The Australian High Country has been described as one of the worlds best 4WD destinations. Offering a fantastic array of 4WD tracks of varying difficulty levels, the high country will captivate you and make you return time and time again. You can experience breathtaking panoramic views, and stunning open plains. The area is also full of Australian history from old mining town ruins, to unsolved murder mysteries at Wonnagatta Station. Explore Guys Hutt and Howitt Hut or follow walking trails that will lead you to outstanding views of Bryce Gorge, Conglomerate Falls and the 100m high Pieman Falls.
We recommend setting aside at lest 2-3 days to begin to explore this unforgettable region of Australia.
Billy Goat Bluff and the Pinnacles Lookout
Billy Goat Bluff is one of the most iconic High Country tracks. It offers a challenging rocky incline that is not for those new to 4WDing. The track can be quite narrow in places and it can be challenging to pass oncoming vehicles so radio communication is crucial. Allow at least one hour on the way up. The view from the top is absolutely breathtaking and it is well worth the drive. The pinnacles lookout provides amazing panoramic views of this rugged area.
Victorian High Country Maps & Navigation
All maps featured in this guide are available in Billy Goat 4WD mapping app for iPhone and iPad
Another of our favourite tracks in the area is Zeka Spur. Situated 56 kms east of Mansfield, Zeka Spur offers a spectacular descent into the secluded Wonnagatta Station. It is mostly a downward drive, with plenty of sharp turns and washouts. It may take approximately 2.5hrs to do, due to the challenging nature of the descent. Wonnangatta Station and surrounding areas hold some good camping spots, but be sure to pack your fly spray as wasps have been reported in the area.
Many of the tracks within the Alpine national Park are subject to seasonal closures. See the Parks Victoria website for more details.
Preparation and Gear needed
ensure you re-fuel at nearby town centers prior to heading off to the National Parks.
it is a good idea to carry between 20-40 litres of spare fuel especially if you are running on smaller 70-80 litre tanks.
Know your nearest petrol stations and plan your trip accordingly.
on some of the more challenging tracks standard 4WD vehicles will have clearance issues due to large rocks and changes in track conditions. It is recommended that clearance levels be enhanced prior to tackling some of the more difficult tracks.

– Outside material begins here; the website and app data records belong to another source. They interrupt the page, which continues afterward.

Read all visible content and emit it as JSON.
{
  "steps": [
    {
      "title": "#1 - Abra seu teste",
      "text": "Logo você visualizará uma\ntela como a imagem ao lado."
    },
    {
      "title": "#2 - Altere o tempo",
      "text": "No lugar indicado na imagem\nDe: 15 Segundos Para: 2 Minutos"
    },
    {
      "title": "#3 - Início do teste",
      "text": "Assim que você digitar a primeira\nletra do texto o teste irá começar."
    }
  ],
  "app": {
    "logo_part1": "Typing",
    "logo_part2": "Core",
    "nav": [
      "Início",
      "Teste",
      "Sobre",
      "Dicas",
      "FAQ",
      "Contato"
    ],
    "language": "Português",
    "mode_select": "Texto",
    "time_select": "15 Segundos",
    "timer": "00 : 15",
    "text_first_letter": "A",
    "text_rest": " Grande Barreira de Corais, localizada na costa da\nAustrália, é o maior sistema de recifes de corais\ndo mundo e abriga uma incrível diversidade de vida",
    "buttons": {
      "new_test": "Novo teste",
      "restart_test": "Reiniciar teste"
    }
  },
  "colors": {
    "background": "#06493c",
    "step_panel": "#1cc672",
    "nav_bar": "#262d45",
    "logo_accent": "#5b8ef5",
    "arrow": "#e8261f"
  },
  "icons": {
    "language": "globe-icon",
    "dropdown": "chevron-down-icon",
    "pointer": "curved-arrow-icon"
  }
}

Your vehicle should have recovery points at both front and back
A UHF radio is crucial as GSM coverage is not available throughout most of the Park, not to mention it's usefulness while part of a convoy.
Bluff Hut has limited water supply but Wonnangatta, Wonnungarra or Crooked Rivers should have access to drinkable water at crossings and camp points. Always a good idea to carry your own water as well, especially at the higher altitude campsites.
It is recommended that you carry a gas stove if possible as there are some restrictions and difficulty finding firewood at times. Or you may choose to bring your own firewood with you.
No dogs are permitted in the Alpine National Park.
Rubbish needs to be brought back out of the national parks.
Spare parts and recovery gear.
Carry a snatch strap and rated shackles, spare Fan belts, fuel filter, oil and brake fluid.
Some decent set of All Terrain or Mud Terrain tires are highly recommended.
Diff lock(s) can be helpful on some of the more challenging tracks.
A chain saw is handy to have for clearing fallen trees and other obstructions.